The last song on Stardust was George and Ira Gershwin's "Someone To Watch Over Me," and 38 years later, he revives that revival on Summertime: Willie Nelson Sings Gershwin. Probably wisely, Nelson resisted the urge to title his Gershwin tribute album S'Willie — that doesn't quite trip off the tongue the way it should — but this prosaic title fits, too. In Willie's world, the livin' is nothing but easy, and the general mood befits the musical comedies of the 1930s from which most of the songs spring (Porgy And Bess withstanding). While at 74 Dylan is using his excursions into standards (he just started recording another one) to stare down dark, Sinatra-style alleys, the 82-year-old Nelson has never sounded more like he belongs on the sunny side of the street.

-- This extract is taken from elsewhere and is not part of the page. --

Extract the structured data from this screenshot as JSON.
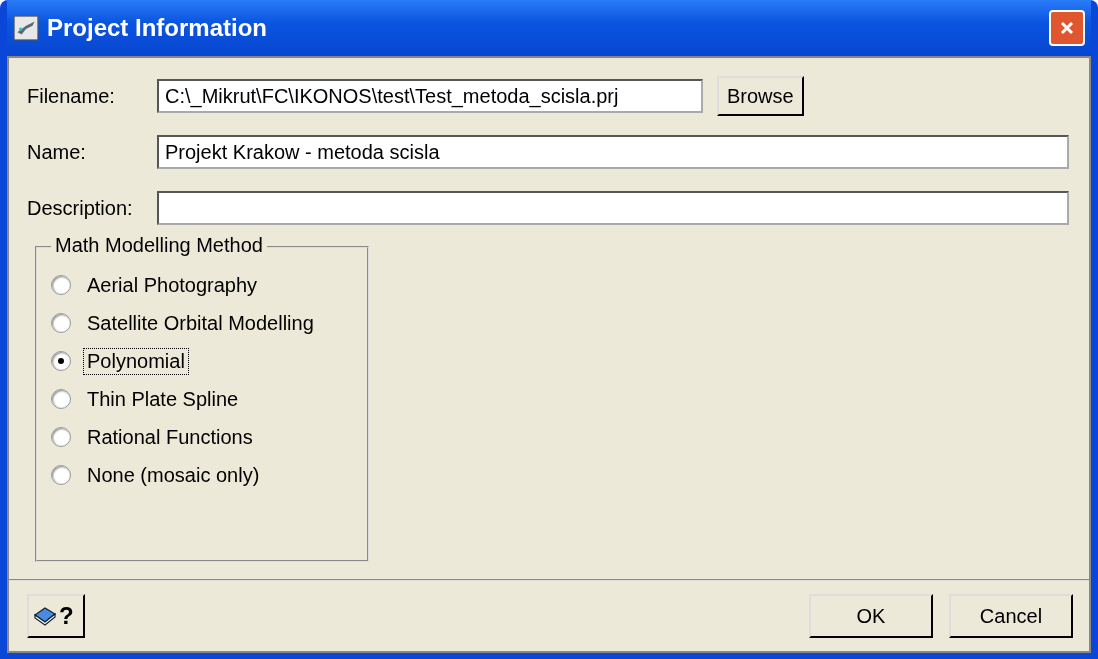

This applies even to the straight ballads. You almost have to laugh hearing Nelson re-record "Someone To Watch Over Me," because the last person in the world you'd take for a "little lamb who's lost in the wood" would be the romantically independent and usually blithe Nelson. But it's an enormous pleasure to hear him glide through Ira's pleading syllables, even if we don't believe the vulnerability and anguish in the album-opening "But Not For Me" for a breezy second.

Nelson does "put on some speed" in plenty of the new album's tracks, adopting a style that nearly approaches the light-footedness of Western swing, though there's nary a moment you'd mistake for straight country. "I Got Rhythm" opens with riffs being traded between Nelson's eternal harmonica player, Mickey Raphael, and guest steel-guitar legend Paul Franklin — and it's interesting that Nelson makes freer use of steel when he's venturing toward jazz than he does back in the country wheelhouse. Nelson's triumph in his use of rhythm is to make you barely notice any rhythm at all, from the first touch of brushes on a snare in the opening track. "Jaunty" and "effortless" may sound like damning-with-faint-praise terms, but Nelson's lack of interest in having us see him or his crack ensemble sweat is no reason not to admire the decades of accomplishment that make the singer sound as born to Gershwin champagne soirees as to Toby Keith duets.

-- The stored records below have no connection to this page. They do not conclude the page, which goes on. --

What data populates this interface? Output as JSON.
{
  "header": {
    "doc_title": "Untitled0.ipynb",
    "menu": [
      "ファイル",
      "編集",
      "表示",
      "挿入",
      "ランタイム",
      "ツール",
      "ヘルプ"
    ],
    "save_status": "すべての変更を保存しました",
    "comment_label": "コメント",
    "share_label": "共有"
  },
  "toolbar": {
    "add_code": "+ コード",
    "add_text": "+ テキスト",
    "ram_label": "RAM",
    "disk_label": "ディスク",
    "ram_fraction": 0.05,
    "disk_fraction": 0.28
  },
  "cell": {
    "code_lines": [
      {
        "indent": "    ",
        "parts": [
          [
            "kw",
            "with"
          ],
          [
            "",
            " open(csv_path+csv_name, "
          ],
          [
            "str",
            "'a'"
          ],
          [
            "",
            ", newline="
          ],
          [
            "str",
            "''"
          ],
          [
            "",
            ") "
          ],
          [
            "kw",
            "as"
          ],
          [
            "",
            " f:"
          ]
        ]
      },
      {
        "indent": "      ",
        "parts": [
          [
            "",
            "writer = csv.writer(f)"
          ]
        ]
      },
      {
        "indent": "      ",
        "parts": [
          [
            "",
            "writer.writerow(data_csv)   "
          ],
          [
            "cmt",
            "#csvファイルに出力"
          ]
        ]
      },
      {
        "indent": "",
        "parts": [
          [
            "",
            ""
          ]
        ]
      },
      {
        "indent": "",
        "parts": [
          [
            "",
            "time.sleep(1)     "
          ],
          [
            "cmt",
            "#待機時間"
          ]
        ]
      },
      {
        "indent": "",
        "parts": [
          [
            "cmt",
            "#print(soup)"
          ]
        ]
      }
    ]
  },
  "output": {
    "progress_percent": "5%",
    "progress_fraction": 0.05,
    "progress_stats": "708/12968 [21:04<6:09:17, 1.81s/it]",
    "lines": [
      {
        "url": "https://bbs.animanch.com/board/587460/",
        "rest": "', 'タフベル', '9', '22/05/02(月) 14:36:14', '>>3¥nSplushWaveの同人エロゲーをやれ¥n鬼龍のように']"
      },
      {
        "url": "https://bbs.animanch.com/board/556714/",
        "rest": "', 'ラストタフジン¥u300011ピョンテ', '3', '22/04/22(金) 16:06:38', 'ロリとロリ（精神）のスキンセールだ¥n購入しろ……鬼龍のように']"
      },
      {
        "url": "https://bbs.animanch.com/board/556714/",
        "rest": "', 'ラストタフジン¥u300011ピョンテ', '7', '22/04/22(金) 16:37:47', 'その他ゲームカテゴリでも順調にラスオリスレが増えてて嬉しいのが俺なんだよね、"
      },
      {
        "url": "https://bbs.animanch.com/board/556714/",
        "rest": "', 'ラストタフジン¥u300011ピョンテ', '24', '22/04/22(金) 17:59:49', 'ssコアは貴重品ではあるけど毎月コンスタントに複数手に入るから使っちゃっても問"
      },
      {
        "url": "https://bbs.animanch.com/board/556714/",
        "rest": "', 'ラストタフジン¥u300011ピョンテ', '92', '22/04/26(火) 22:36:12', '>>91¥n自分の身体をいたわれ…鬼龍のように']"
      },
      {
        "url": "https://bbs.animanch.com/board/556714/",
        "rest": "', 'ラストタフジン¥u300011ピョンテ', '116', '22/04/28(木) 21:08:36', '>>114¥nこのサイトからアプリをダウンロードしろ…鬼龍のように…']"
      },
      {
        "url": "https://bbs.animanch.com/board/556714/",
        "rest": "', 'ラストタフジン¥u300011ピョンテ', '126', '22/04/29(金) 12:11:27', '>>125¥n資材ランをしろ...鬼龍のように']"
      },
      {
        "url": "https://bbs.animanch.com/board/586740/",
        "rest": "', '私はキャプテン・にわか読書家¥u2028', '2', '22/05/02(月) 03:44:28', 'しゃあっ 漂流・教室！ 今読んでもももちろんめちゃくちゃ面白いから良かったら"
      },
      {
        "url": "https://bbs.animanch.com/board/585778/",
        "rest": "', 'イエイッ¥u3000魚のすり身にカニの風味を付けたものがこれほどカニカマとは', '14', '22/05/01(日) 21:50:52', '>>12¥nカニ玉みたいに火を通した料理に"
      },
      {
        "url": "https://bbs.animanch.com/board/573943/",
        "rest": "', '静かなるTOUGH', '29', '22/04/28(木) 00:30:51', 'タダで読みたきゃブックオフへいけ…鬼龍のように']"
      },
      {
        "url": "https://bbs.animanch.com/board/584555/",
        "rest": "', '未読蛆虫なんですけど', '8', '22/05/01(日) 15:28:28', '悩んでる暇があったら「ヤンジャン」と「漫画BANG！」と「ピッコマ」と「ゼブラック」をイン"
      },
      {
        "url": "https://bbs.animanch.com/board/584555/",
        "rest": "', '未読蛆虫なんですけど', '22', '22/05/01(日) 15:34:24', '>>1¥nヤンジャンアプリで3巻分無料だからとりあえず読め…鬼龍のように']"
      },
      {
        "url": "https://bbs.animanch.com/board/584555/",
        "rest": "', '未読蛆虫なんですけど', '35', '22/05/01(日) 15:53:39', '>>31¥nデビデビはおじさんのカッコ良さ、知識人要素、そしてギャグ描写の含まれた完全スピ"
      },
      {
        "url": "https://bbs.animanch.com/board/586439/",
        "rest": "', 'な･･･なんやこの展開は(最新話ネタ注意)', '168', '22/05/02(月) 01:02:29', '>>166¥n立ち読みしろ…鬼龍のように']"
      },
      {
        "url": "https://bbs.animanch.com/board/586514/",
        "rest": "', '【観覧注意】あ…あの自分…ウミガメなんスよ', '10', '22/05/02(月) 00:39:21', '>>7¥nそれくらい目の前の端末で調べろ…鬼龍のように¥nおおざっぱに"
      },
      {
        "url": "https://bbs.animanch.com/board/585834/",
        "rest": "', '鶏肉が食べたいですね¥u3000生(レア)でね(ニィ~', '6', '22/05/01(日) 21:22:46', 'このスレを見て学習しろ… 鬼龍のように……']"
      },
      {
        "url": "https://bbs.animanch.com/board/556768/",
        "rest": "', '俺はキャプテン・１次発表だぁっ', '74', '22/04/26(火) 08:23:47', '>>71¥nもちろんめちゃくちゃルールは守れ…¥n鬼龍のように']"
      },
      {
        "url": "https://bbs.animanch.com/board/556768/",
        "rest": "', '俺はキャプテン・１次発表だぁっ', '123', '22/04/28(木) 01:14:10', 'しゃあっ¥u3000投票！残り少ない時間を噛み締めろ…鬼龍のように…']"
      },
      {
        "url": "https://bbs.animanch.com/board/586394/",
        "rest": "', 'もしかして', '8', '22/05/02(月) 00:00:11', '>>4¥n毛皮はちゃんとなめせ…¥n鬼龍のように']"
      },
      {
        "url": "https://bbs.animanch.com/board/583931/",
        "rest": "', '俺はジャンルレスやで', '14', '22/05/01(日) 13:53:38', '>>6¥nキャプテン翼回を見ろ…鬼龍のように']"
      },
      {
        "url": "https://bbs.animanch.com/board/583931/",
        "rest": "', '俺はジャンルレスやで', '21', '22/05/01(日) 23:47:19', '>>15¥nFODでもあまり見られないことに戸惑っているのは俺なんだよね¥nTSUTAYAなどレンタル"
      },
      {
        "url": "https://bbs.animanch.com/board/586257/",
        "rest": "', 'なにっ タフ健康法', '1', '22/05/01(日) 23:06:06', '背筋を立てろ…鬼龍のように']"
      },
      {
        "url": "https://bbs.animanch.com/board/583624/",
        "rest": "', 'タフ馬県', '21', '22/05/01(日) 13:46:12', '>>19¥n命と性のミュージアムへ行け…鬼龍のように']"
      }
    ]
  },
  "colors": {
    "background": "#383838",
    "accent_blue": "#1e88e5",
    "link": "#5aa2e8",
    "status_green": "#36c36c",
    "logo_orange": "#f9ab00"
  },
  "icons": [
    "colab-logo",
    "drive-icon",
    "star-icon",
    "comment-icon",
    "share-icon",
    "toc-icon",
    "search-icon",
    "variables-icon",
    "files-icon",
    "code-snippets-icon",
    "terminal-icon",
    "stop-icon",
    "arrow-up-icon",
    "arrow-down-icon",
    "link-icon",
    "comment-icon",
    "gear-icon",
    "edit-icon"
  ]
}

A few years ago, as part of his at-least-an-album-a-year output, Nelson released To All The Girls..., a collection of new duets with female singers. He reprises that concept here with a pair of collaborations. First up is Cyndi Lauper — set to make her foray into country this spring — in "Let's Call The Whole Thing Off." She uses the pure comedy of Ira's lyrics as a springboard to have even more fun with the (arguable?) mispronunciations, and can't help blurting out, "I love you, Willie" over the solo he delivers on his trusty acoustic guitar, Trigger. Nelson doesn't return the vocal idiosyncrasies, so it's unclear if he's having what she's having or has already quietly made the decision to call things off, but his and Lauper's harmonies in the chorus exude truly vintage-sounding sweetness. A more frequent duet partner, Sheryl Crow, plays it straight in "Embraceable You," the perfect aperitif for a Valentine's Day gone particularly well.

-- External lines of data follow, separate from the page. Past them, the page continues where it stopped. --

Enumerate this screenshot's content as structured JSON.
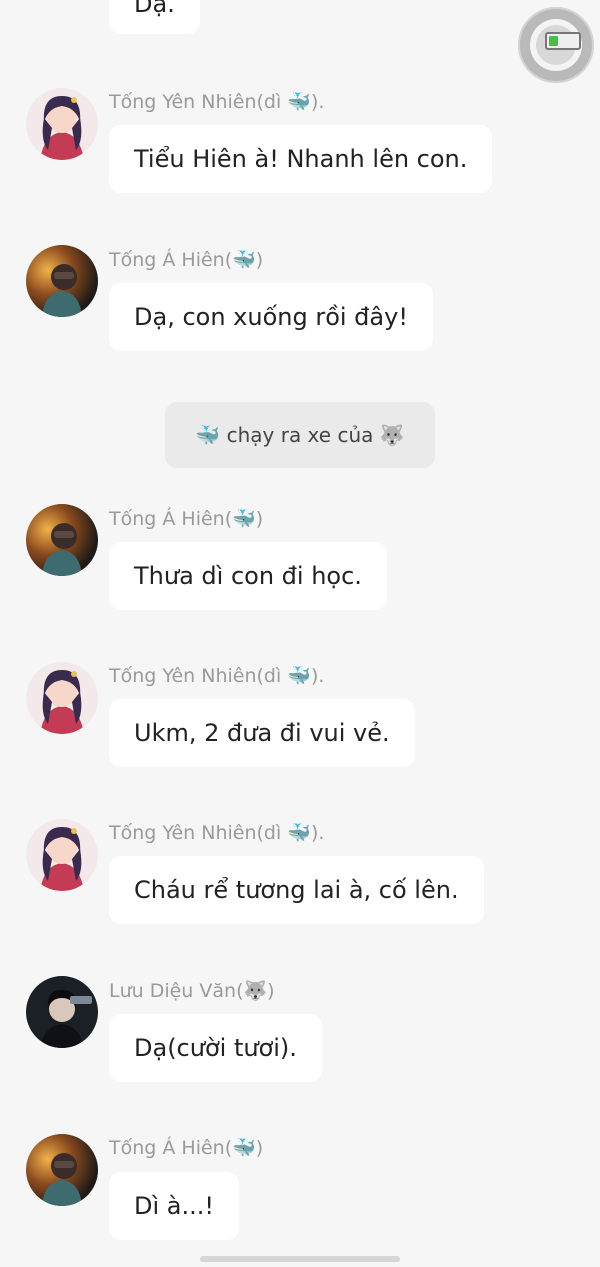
{
  "chat": {
    "top_fragment": "Dạ.",
    "messages": [
      {
        "sender": "Tống Yên Nhiên(dì 🐳).",
        "text": "Tiểu Hiên à! Nhanh lên con.",
        "avatar": "woman-avatar-icon"
      },
      {
        "sender": "Tống Á Hiên(🐳)",
        "text": "Dạ, con xuống rồi đây!",
        "avatar": "boy-avatar-icon"
      },
      {
        "sender": "Tống Á Hiên(🐳)",
        "text": "Thưa dì con đi học.",
        "avatar": "boy-avatar-icon"
      },
      {
        "sender": "Tống Yên Nhiên(dì 🐳).",
        "text": "Ukm, 2 đưa đi vui vẻ.",
        "avatar": "woman-avatar-icon"
      },
      {
        "sender": "Tống Yên Nhiên(dì 🐳).",
        "text": "Cháu rể tương lai à, cố lên.",
        "avatar": "woman-avatar-icon"
      },
      {
        "sender": "Lưu Diệu Văn(🐺)",
        "text": "Dạ(cười tươi).",
        "avatar": "man-avatar-icon"
      },
      {
        "sender": "Tống Á Hiên(🐳)",
        "text": "Dì à...!",
        "avatar": "boy-avatar-icon"
      }
    ],
    "narration": "🐳 chạy ra xe của 🐺"
  },
  "floating_button": {
    "icon": "battery-icon"
  }
}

If you love the Red-Headed Stranger but Gershwin is, for some reason, not your thing, don't worry — he'll have another album out in about 10 minutes, to add to the 70 or so studio records already in his just-keep-scrolling discography. When he asks, "Who's got the last laugh now" (in "They All Laughed"), it's clearly a trick question: A sense of finality, or even winding down, is not in his vocabulary. If you believed in cosmic balance, you could almost imagine that his having such a prolific career is justice for George "You Can't Take That Away From Me" Gershwin having been taken away from us in 1937 at the tragic age of 38. "Our Love Is Here To Stay"? That's a sentiment you do believe, coming out of the sweet mouth of the most lovable of all immortals.